» **PROBLEM DESCRIPTION**
Go through the entries below and copy each line that holds the word "object".
[[ DATA, beginning ]]
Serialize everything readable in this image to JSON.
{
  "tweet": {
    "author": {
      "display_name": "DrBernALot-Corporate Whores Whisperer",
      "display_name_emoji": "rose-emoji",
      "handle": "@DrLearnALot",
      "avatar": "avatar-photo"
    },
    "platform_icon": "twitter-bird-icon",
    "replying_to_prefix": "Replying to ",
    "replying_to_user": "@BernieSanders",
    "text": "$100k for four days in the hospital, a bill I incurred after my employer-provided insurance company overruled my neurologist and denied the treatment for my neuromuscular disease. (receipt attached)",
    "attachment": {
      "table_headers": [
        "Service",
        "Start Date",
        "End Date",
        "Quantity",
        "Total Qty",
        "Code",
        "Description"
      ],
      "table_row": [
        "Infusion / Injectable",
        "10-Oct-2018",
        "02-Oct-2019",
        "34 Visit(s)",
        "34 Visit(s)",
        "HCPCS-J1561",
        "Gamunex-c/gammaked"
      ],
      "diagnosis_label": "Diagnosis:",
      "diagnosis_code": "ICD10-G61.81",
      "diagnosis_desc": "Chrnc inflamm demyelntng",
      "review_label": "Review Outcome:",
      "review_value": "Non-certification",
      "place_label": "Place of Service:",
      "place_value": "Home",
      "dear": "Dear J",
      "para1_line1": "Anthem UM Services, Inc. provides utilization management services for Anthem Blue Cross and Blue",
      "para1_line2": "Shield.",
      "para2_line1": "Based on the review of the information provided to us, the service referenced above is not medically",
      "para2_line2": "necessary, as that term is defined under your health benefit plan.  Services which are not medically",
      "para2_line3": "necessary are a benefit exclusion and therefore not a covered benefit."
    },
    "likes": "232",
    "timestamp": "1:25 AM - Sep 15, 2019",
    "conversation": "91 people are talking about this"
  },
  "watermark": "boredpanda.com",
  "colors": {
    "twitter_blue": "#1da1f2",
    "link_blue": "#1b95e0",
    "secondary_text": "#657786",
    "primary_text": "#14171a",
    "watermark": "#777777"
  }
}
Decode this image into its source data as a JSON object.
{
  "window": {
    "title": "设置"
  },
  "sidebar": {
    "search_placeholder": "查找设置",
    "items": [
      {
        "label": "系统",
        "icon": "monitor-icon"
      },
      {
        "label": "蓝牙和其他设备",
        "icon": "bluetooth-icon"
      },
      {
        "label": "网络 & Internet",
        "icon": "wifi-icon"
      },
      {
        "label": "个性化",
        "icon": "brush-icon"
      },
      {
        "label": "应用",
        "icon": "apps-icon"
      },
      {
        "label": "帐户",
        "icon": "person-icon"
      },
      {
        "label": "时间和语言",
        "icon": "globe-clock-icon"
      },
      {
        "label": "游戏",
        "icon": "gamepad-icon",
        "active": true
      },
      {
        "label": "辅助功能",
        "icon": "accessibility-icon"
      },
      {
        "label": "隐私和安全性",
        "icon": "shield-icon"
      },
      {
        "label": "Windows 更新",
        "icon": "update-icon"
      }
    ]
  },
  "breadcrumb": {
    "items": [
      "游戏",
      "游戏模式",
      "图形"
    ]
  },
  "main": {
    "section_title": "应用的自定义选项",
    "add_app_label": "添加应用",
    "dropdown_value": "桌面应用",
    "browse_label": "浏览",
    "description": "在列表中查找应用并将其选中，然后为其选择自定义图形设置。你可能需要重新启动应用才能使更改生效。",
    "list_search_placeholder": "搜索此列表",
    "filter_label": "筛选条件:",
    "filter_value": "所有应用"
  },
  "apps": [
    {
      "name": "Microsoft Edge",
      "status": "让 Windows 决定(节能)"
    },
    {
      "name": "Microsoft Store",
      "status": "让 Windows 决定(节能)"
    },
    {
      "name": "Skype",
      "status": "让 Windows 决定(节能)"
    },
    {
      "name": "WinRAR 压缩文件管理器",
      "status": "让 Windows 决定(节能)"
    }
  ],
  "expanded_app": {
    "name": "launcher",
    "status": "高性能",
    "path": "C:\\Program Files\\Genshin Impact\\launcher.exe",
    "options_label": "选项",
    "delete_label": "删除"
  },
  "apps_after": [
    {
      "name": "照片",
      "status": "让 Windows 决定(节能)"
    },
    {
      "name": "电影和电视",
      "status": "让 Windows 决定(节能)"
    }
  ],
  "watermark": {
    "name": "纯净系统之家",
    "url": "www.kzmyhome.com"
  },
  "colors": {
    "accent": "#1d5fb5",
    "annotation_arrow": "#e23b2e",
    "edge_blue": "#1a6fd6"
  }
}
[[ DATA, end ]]
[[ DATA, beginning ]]
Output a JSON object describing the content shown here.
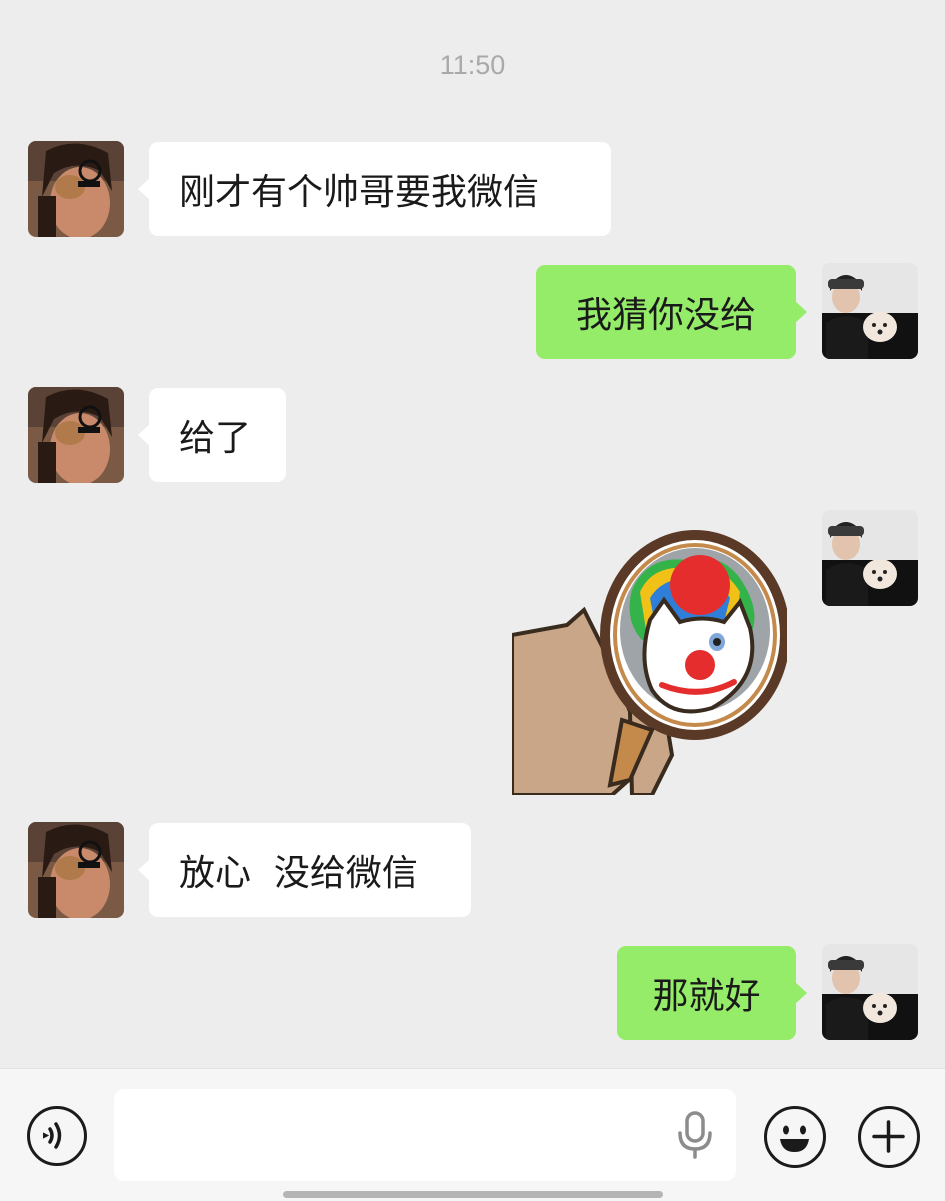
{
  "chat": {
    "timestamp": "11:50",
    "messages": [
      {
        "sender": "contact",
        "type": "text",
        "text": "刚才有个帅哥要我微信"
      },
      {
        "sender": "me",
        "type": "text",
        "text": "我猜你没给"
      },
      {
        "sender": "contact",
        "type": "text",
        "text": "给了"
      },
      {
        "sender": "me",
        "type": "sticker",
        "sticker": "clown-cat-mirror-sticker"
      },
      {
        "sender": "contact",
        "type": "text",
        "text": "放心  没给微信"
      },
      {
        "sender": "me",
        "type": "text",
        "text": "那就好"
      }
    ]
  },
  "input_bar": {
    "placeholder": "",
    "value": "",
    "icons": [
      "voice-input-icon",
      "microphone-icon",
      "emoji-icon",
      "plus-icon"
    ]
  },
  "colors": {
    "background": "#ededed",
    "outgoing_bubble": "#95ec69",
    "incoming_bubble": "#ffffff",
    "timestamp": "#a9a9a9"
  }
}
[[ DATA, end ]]
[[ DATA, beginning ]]
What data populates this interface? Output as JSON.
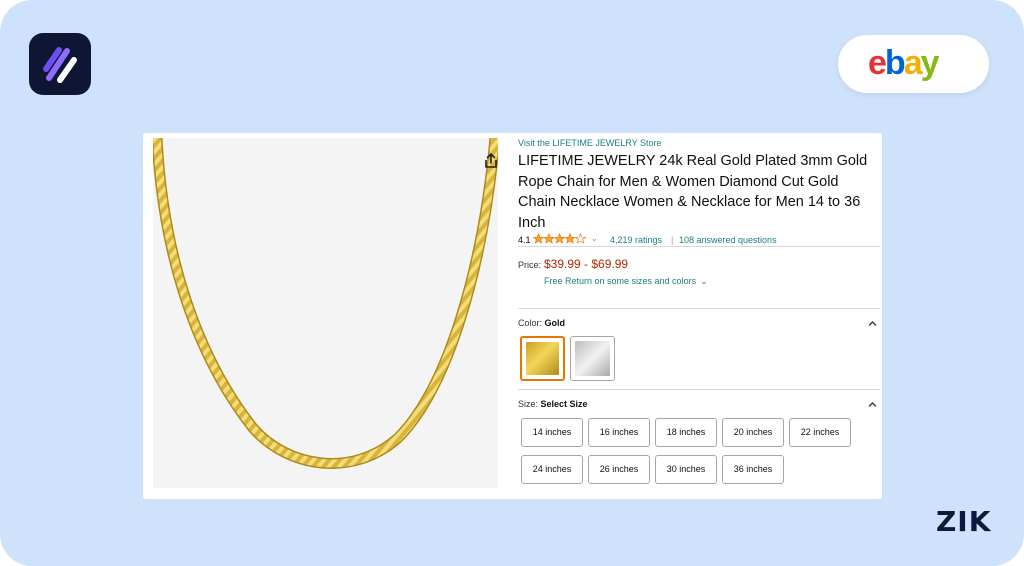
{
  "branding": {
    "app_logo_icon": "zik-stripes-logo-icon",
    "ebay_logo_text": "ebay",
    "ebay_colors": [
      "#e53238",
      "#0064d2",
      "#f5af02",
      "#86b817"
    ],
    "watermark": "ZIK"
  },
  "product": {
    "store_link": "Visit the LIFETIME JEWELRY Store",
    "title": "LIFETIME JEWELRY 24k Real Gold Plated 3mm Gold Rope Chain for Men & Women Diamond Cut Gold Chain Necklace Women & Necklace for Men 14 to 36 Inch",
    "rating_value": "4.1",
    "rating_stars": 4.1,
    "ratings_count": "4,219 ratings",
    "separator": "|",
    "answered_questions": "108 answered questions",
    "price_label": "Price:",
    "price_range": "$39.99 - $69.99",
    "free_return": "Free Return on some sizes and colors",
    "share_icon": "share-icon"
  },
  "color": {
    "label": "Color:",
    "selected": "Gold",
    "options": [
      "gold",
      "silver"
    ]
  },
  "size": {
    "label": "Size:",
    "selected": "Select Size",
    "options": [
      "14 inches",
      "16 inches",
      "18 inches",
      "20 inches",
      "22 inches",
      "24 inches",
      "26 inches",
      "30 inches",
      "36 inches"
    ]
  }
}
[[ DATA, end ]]
» **YOUR RESPONSE**
Decode this image into its source data as a JSON object.
Output a JSON object describing the content shown here.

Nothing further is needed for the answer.